- [Task description]
Using the entries that follow, please report how many lines contain the word "JSON", with no other words.

Stored items:
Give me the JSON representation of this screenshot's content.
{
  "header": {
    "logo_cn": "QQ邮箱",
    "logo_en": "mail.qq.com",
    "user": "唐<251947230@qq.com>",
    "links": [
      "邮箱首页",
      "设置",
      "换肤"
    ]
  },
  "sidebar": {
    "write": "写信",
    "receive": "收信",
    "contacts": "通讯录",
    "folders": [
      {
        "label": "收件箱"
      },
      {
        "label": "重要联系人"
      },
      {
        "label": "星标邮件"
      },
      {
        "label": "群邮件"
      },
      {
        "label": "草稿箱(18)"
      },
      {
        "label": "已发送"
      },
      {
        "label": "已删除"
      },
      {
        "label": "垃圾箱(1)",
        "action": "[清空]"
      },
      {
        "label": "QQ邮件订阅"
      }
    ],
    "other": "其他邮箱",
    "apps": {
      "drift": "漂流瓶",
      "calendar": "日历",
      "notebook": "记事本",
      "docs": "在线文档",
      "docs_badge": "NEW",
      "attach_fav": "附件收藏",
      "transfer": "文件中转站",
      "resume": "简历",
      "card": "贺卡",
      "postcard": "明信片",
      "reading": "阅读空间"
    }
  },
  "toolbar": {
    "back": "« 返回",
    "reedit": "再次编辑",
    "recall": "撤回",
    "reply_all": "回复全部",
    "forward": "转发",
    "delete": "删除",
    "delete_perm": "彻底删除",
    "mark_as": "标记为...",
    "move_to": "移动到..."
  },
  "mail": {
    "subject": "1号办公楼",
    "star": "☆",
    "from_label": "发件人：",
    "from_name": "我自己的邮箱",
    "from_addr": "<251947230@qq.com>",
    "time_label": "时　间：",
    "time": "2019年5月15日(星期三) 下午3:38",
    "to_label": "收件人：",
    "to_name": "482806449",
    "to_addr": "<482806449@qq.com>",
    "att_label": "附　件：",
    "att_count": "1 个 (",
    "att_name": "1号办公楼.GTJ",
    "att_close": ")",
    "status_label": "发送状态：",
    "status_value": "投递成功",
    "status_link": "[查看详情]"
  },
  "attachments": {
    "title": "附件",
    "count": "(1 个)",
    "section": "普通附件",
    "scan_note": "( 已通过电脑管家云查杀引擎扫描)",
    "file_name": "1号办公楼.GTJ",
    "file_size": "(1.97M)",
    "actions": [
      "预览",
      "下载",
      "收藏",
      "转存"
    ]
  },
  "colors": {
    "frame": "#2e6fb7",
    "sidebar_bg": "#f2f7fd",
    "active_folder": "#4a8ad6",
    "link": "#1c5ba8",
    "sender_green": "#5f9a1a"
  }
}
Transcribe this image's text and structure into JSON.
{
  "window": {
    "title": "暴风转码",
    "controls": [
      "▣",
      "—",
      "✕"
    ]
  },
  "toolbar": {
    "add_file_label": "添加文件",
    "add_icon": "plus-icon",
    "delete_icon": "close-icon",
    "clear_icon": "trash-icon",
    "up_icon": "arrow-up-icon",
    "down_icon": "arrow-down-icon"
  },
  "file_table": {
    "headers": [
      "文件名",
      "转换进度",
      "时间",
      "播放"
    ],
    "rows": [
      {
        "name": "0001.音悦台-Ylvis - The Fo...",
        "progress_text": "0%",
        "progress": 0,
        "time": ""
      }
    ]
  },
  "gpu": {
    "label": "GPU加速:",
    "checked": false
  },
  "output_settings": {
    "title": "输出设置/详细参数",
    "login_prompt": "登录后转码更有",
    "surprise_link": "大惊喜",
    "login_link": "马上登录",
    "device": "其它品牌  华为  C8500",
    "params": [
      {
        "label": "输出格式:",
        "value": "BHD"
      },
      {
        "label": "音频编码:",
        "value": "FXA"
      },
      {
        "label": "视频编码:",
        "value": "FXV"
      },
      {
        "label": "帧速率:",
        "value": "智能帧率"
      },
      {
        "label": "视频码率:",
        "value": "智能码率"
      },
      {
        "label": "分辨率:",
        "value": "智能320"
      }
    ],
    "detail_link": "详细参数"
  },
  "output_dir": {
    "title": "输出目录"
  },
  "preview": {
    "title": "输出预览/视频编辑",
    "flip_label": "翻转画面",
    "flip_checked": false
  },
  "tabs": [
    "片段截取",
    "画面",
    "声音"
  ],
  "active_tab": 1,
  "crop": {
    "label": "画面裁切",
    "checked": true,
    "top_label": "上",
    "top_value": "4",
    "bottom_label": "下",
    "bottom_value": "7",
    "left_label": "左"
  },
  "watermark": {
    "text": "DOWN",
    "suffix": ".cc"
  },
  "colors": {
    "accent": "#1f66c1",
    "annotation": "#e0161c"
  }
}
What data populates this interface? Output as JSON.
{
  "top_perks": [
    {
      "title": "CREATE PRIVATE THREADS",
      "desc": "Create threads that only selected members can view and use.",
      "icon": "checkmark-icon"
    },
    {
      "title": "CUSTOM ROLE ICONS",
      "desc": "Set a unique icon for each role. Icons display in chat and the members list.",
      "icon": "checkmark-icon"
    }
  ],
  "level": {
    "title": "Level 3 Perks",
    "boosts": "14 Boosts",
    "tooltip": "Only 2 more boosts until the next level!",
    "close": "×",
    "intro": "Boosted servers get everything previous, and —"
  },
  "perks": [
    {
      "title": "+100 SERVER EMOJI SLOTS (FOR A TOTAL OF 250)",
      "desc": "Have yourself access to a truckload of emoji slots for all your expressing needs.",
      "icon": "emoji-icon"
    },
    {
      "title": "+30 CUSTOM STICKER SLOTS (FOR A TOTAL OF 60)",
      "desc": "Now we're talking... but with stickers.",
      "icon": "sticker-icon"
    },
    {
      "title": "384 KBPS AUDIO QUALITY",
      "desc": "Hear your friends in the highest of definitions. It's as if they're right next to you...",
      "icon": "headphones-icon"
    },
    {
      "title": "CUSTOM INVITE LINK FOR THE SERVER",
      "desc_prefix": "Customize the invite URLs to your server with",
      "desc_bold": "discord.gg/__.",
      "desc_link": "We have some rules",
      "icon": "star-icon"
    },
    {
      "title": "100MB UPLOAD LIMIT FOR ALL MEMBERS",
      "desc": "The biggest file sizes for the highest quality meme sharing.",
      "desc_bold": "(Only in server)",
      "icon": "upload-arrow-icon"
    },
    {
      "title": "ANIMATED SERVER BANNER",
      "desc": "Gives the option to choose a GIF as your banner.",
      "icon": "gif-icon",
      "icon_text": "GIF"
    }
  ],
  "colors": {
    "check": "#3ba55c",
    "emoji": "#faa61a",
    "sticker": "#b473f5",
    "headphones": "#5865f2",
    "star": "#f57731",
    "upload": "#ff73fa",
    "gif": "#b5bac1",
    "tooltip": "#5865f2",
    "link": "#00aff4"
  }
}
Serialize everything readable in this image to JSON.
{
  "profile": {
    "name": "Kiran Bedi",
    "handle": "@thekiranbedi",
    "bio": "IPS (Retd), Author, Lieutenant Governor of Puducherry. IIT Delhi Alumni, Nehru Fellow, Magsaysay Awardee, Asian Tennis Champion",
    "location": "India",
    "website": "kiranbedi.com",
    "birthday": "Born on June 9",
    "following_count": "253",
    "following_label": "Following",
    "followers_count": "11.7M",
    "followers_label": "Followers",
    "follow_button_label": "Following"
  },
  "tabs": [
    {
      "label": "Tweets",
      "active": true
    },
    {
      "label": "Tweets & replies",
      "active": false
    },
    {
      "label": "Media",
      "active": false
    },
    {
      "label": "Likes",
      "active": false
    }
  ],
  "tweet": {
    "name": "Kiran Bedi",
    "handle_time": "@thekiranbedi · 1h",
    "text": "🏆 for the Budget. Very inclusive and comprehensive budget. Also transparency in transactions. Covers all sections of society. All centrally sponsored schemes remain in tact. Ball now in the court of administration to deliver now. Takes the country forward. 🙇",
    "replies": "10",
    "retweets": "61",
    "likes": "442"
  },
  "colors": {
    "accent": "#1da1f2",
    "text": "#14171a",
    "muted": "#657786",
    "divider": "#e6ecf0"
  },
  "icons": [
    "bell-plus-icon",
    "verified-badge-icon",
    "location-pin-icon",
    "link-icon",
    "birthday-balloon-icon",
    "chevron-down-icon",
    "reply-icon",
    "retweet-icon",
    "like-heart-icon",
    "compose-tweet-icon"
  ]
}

- [Task response]
4